This article was written by Elinor Mills of CNET News.com.
Smartphones aren't just smart, they're personal computers. Unlike a desktop or even a laptop PC, those devices and other mobile phones can easily slip out of a pocket or purse, be left in a taxi, or get snatched off a table. They let you store photos, access e-mails, receive text messages, and put you one browser click away from potentially malicious Web sites.
In effect, gadgets like the Apple iPhone and those running Google's Android software can be as risky to use as PCs, except that the wide variety of mobile platforms has deprived malicious hackers of one dominant software element to target, such as they have with Microsoft's Windows operating system on desktops and laptops.
Here is a look at the different types of threats that affect smartphone users and what people can do to protect themselves.
What's the biggest security threat to my mobile phone?
Losing it. "You are way more likely to leave it in the back of a taxi than to have someone break into it," Charlie Miller, a principal analyst at consultancy Independent Security Evaluators, said in a recent interview. The best way to protect data in the event of losing a device is to not store sensitive information on it, he said.
If you must store sensitive information on it, use a password on the phone and encrypt the data. Devices can be configured so that they ask for a password every time e-mail or a VPN is accessed. Use a strong enough password that a stranger can't guess it. And back up your data frequently.
There are also ways to lock the phone remotely or wipe the data if it is stolen. AT&T spokesman Mark Siegel said users who lose their phone should call the company immediately and "with just a keystroke, we can prevent anyone else from using the phone--and from running up charges."
A number of companies offer software and services to protect mobile phones. One of them is a start-up called Lookout that offers a
Mobile device users should also be careful about leaving the phone unattended, or loaning it to people. Spyware can be installed without you knowing it. For instance, the PhoneSnoop program can be used with BlackBerry devices to remotely turn the microphone on to eavesdrop on nearby conversations.

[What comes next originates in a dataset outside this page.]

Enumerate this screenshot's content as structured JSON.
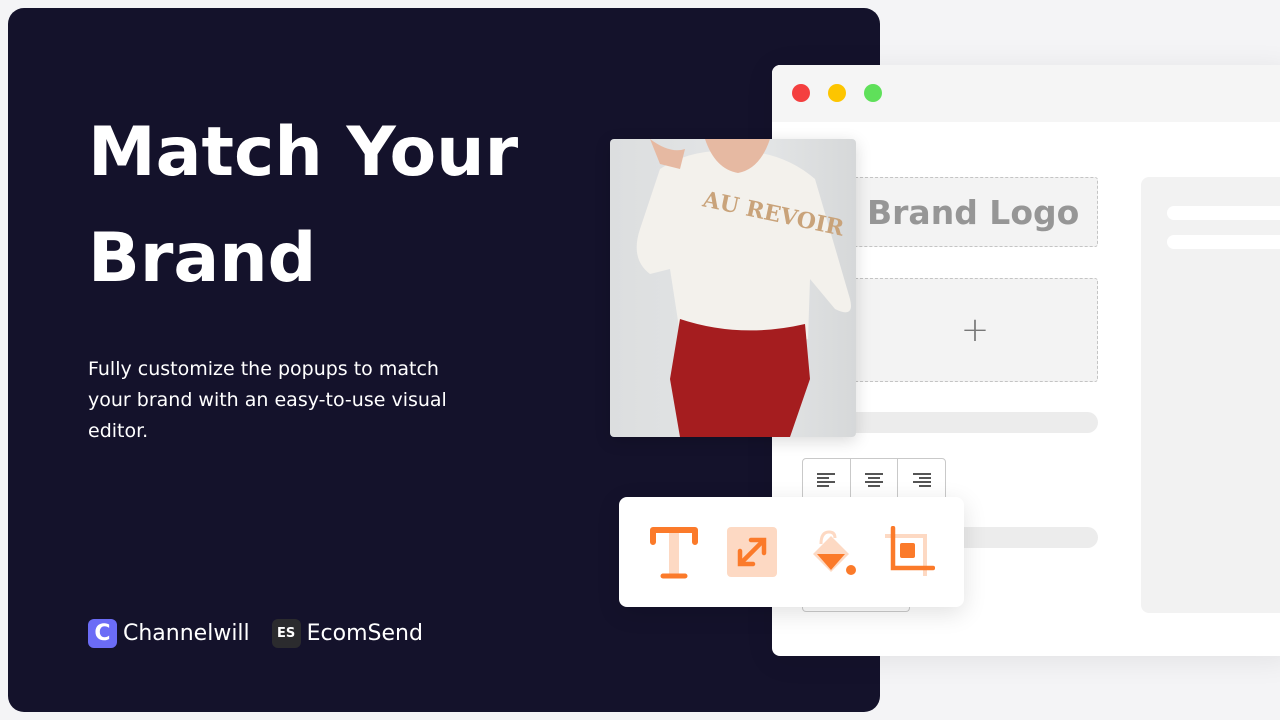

Can mobile phones get viruses?
Yes. Mobile viruses, worms and Trojans have been around
In November, several worms hit the iPhone, but only devices that had been jailbroken so they can run apps other than those approved by Apple.
Miller says: "Don't jailbreak your phone. It breaks all the security, basically." If you simply must jailbreak it, you should change the default root password and not install SSH (Secure Shell network protocol).
What are other types of attacks?
Just like with computer users, smartphone users are vulnerable to e-mail and Web-based attacks like phishing and other social-engineering efforts. All attackers have to do is create a malicious Web page and lure someone to visit the site where malware can then be downloaded onto the mobile device. People should avoid clicking on links in e-mails and text messages on their mobile device.
SMS offers another avenue for attack. Last year, researchers demonstrated several ways of attacking phone using SMS messages.
Is it safe to use Wi-Fi and Bluetooth?
Yes and no. If you are doing something sensitive on your phone, like checking a bank account or making a payment, don't use the free Wi-Fi at a coffee shop or other access point. Use your password-protected Wi-Fi at home or the cellular network to avoid what is called as a man-in-the-middle attack in which traffic is intercepted. Pairing a mobile phone with another Bluetooth-enabled device,
Which is safer: the iPhone or Android?
Apple vets all the apps that are used on the iPhone, and that tight regulation of the Apps store has kept users safe from malicious apps so far. Nothing is foolproof, however. Once apps are approved they can do any number of things. For instance, Apple removed free games in November developed by Storm8 that were found to be collecting users' phone numbers.
From an architecture standpoint, Android offers more granular access control. But the open-source nature of the Android platform means apps aren't as controlled as they are on the iPhone and holes can be introduced by any number of parties. For instance, Miller
Are standard mobile phones safe?
Obviously regular mobile phones don't pose the Web-based threats that smartphones do. But they are still used to store sensitive information that can be accessed by gaining access to the device. For instance, the inbox and outbox for text messages can contain information that can be used for identity fraud, said Mark Beccue, a senior analyst for consumer mobility at ABI Research. "Regardless of what type of cell phone, the most dangerous current threat is through a cellphone's in/out message boxes," he said. "Clear (them) out regularly. Do not transmit full account numbers, PIN or passwords within a text message unless you immediately delete the out box message."
Standard phones that support Java can be susceptible to certain threats that smartphones are. For instance, scammers in Russia and Indonesia are hiding a Trojan in pirated software that surreptitiously sends SMS messages to premium rate numbers - costing as much as $5 each, thus racking up huge bills, said Roel Schouwenberg, a senior antivirus researcher at Kaspersky Lab.
And what about spam?
That's a growing problem on mobile devices. For information on what to do when you get mobile spam read "
By Elinor Mills